REQUIREMENT: Copy every record exactly, and keep the pictures out.

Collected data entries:
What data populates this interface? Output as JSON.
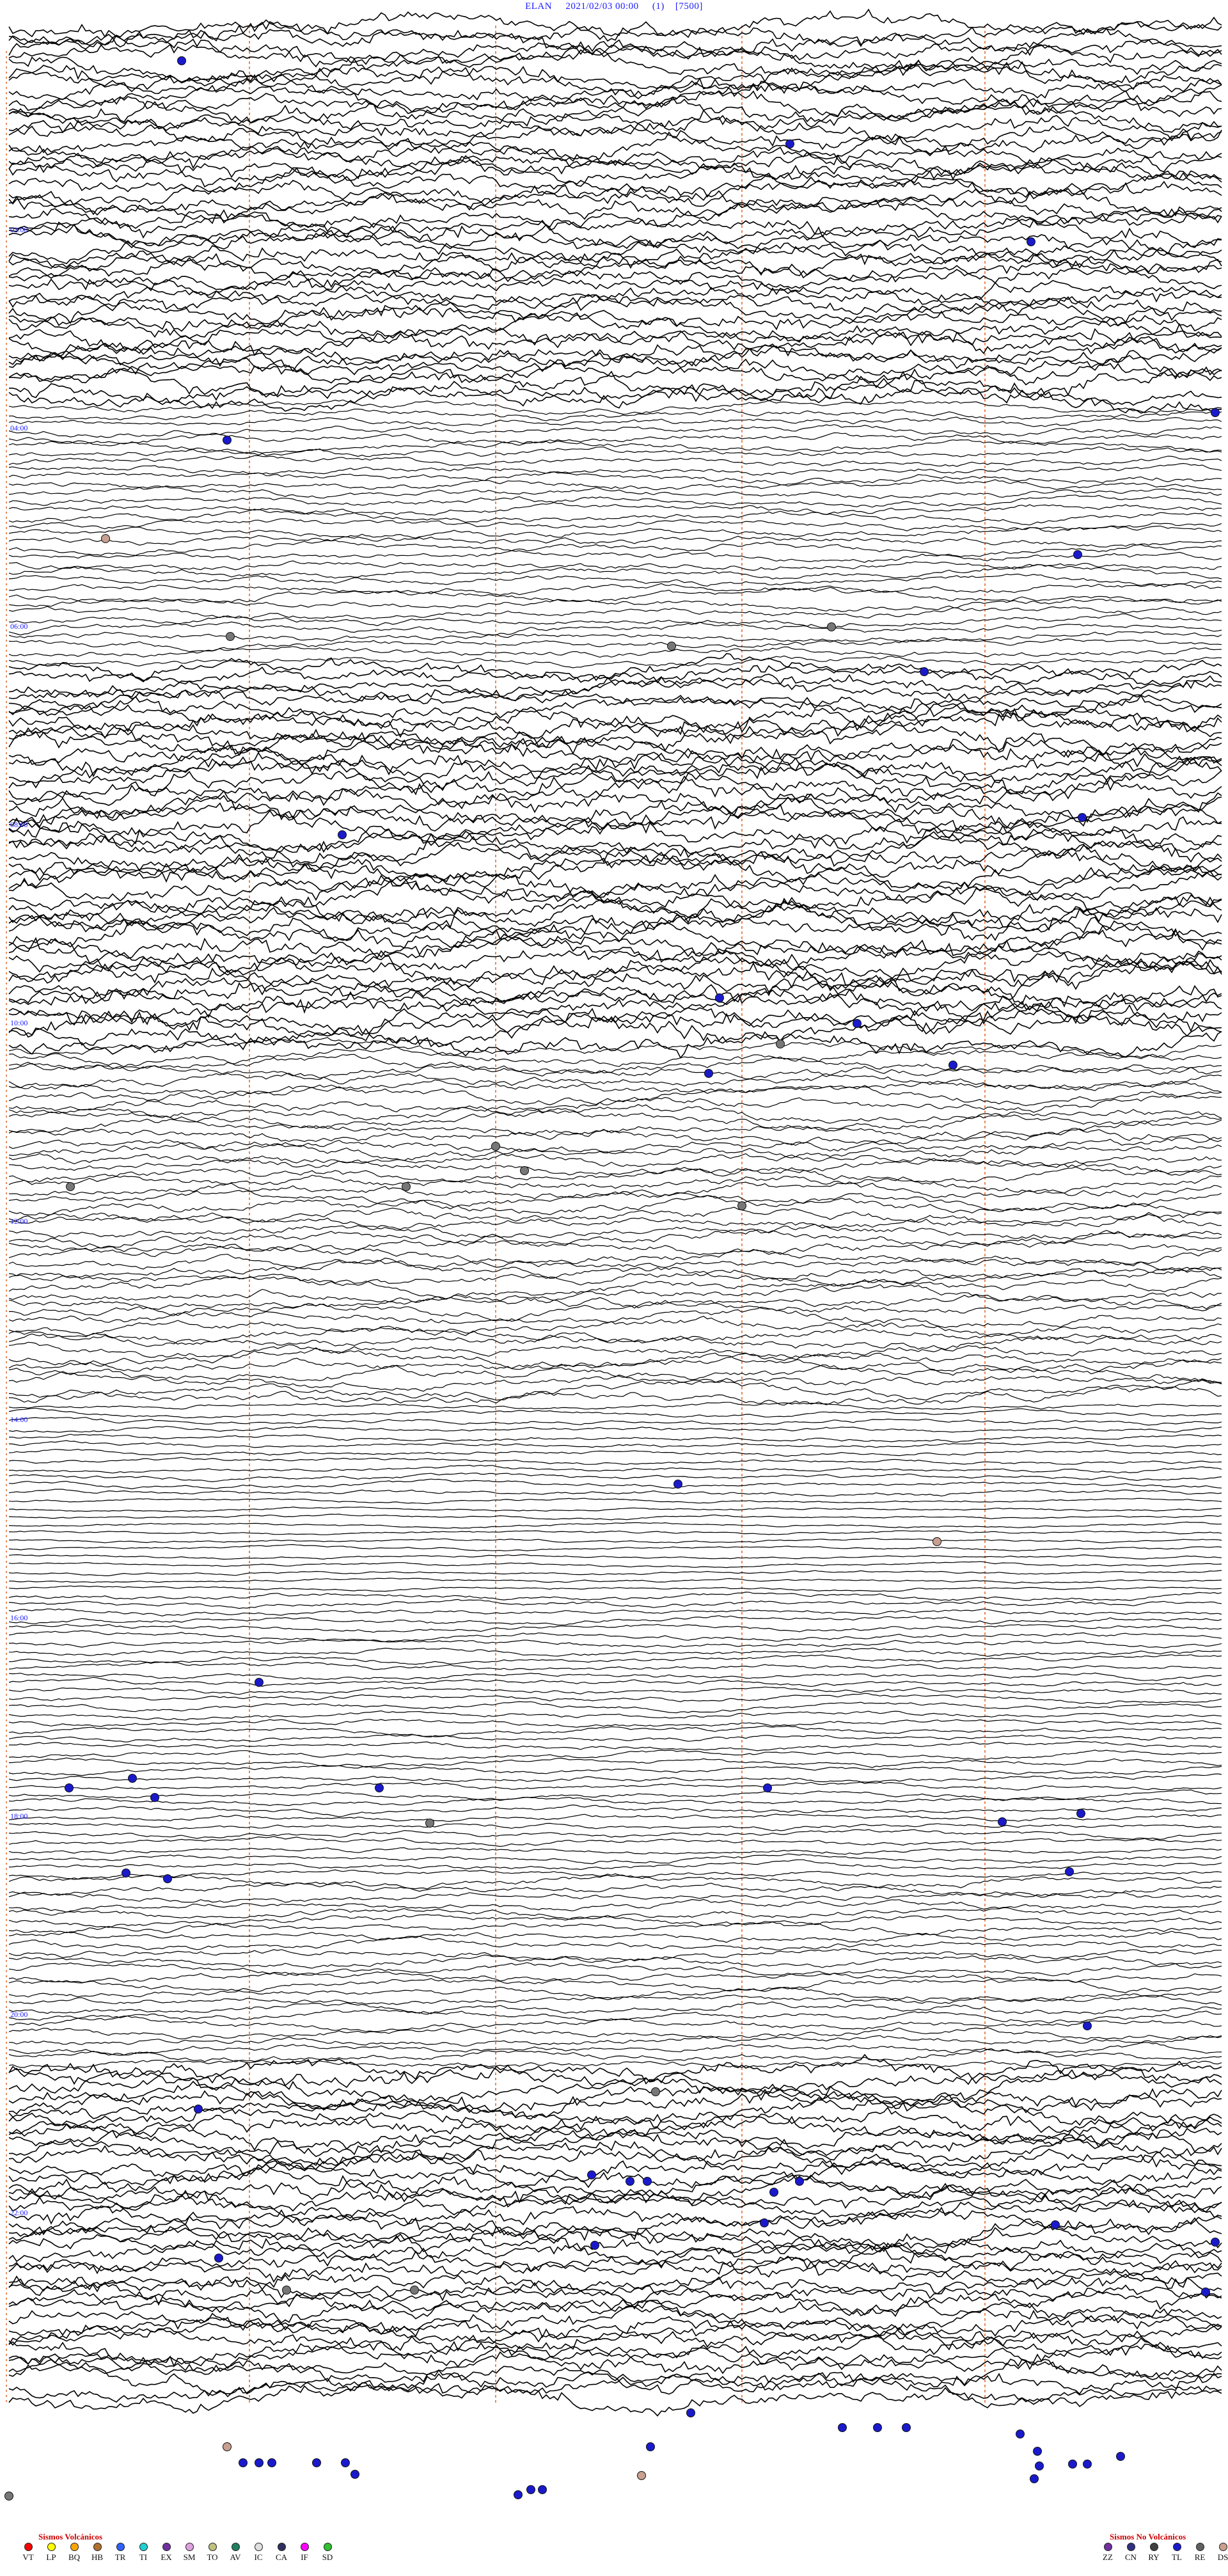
{
  "header": {
    "station": "ELAN",
    "datetime": "2021/02/03 00:00",
    "channel": "(1)",
    "scale": "[7500]"
  },
  "colors": {
    "trace": "#000000",
    "time_label": "#1a1aff",
    "hour_marker": "#e06020",
    "event_blue": "#1a1acc",
    "event_gray": "#777777",
    "event_tan": "#c8a090"
  },
  "time_labels": [
    "02:00",
    "04:00",
    "06:00",
    "08:00",
    "10:00",
    "12:00",
    "14:00",
    "16:00",
    "18:00",
    "20:00",
    "22:00"
  ],
  "legend_volcanic": {
    "title": "Sismos Volcánicos",
    "items": [
      {
        "code": "VT",
        "color": "#ff0000"
      },
      {
        "code": "LP",
        "color": "#ffff00"
      },
      {
        "code": "BQ",
        "color": "#ffa500"
      },
      {
        "code": "HB",
        "color": "#b07030"
      },
      {
        "code": "TR",
        "color": "#3060ff"
      },
      {
        "code": "TI",
        "color": "#20d0d0"
      },
      {
        "code": "EX",
        "color": "#7030a0"
      },
      {
        "code": "SM",
        "color": "#e0a0e0"
      },
      {
        "code": "TO",
        "color": "#c0c080"
      },
      {
        "code": "AV",
        "color": "#208060"
      },
      {
        "code": "IC",
        "color": "#e0e0e0"
      },
      {
        "code": "CA",
        "color": "#303060"
      },
      {
        "code": "IF",
        "color": "#ff00ff"
      },
      {
        "code": "SD",
        "color": "#30c030"
      }
    ]
  },
  "legend_nonvolcanic": {
    "title": "Sismos No Volcánicos",
    "items": [
      {
        "code": "ZZ",
        "color": "#7030a0"
      },
      {
        "code": "CN",
        "color": "#303080"
      },
      {
        "code": "RY",
        "color": "#404040"
      },
      {
        "code": "TL",
        "color": "#1a1acc"
      },
      {
        "code": "RE",
        "color": "#606060"
      },
      {
        "code": "DS",
        "color": "#c8a090"
      }
    ]
  }
}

TASK SOLUTION:
What data populates this interface? Output as JSON.
{
  "header": {
    "station": "ELAN",
    "datetime": "2021/02/03 00:00",
    "channel": "(1)",
    "scale": "[7500]"
  },
  "colors": {
    "trace": "#000000",
    "time_label": "#1a1aff",
    "hour_marker": "#e06020",
    "event_blue": "#1a1acc",
    "event_gray": "#777777",
    "event_tan": "#c8a090"
  },
  "time_labels": [
    "02:00",
    "04:00",
    "06:00",
    "08:00",
    "10:00",
    "12:00",
    "14:00",
    "16:00",
    "18:00",
    "20:00",
    "22:00"
  ],
  "legend_volcanic": {
    "title": "Sismos Volcánicos",
    "items": [
      {
        "code": "VT",
        "color": "#ff0000"
      },
      {
        "code": "LP",
        "color": "#ffff00"
      },
      {
        "code": "BQ",
        "color": "#ffa500"
      },
      {
        "code": "HB",
        "color": "#b07030"
      },
      {
        "code": "TR",
        "color": "#3060ff"
      },
      {
        "code": "TI",
        "color": "#20d0d0"
      },
      {
        "code": "EX",
        "color": "#7030a0"
      },
      {
        "code": "SM",
        "color": "#e0a0e0"
      },
      {
        "code": "TO",
        "color": "#c0c080"
      },
      {
        "code": "AV",
        "color": "#208060"
      },
      {
        "code": "IC",
        "color": "#e0e0e0"
      },
      {
        "code": "CA",
        "color": "#303060"
      },
      {
        "code": "IF",
        "color": "#ff00ff"
      },
      {
        "code": "SD",
        "color": "#30c030"
      }
    ]
  },
  "legend_nonvolcanic": {
    "title": "Sismos No Volcánicos",
    "items": [
      {
        "code": "ZZ",
        "color": "#7030a0"
      },
      {
        "code": "CN",
        "color": "#303080"
      },
      {
        "code": "RY",
        "color": "#404040"
      },
      {
        "code": "TL",
        "color": "#1a1acc"
      },
      {
        "code": "RE",
        "color": "#606060"
      },
      {
        "code": "DS",
        "color": "#c8a090"
      }
    ]
  }
}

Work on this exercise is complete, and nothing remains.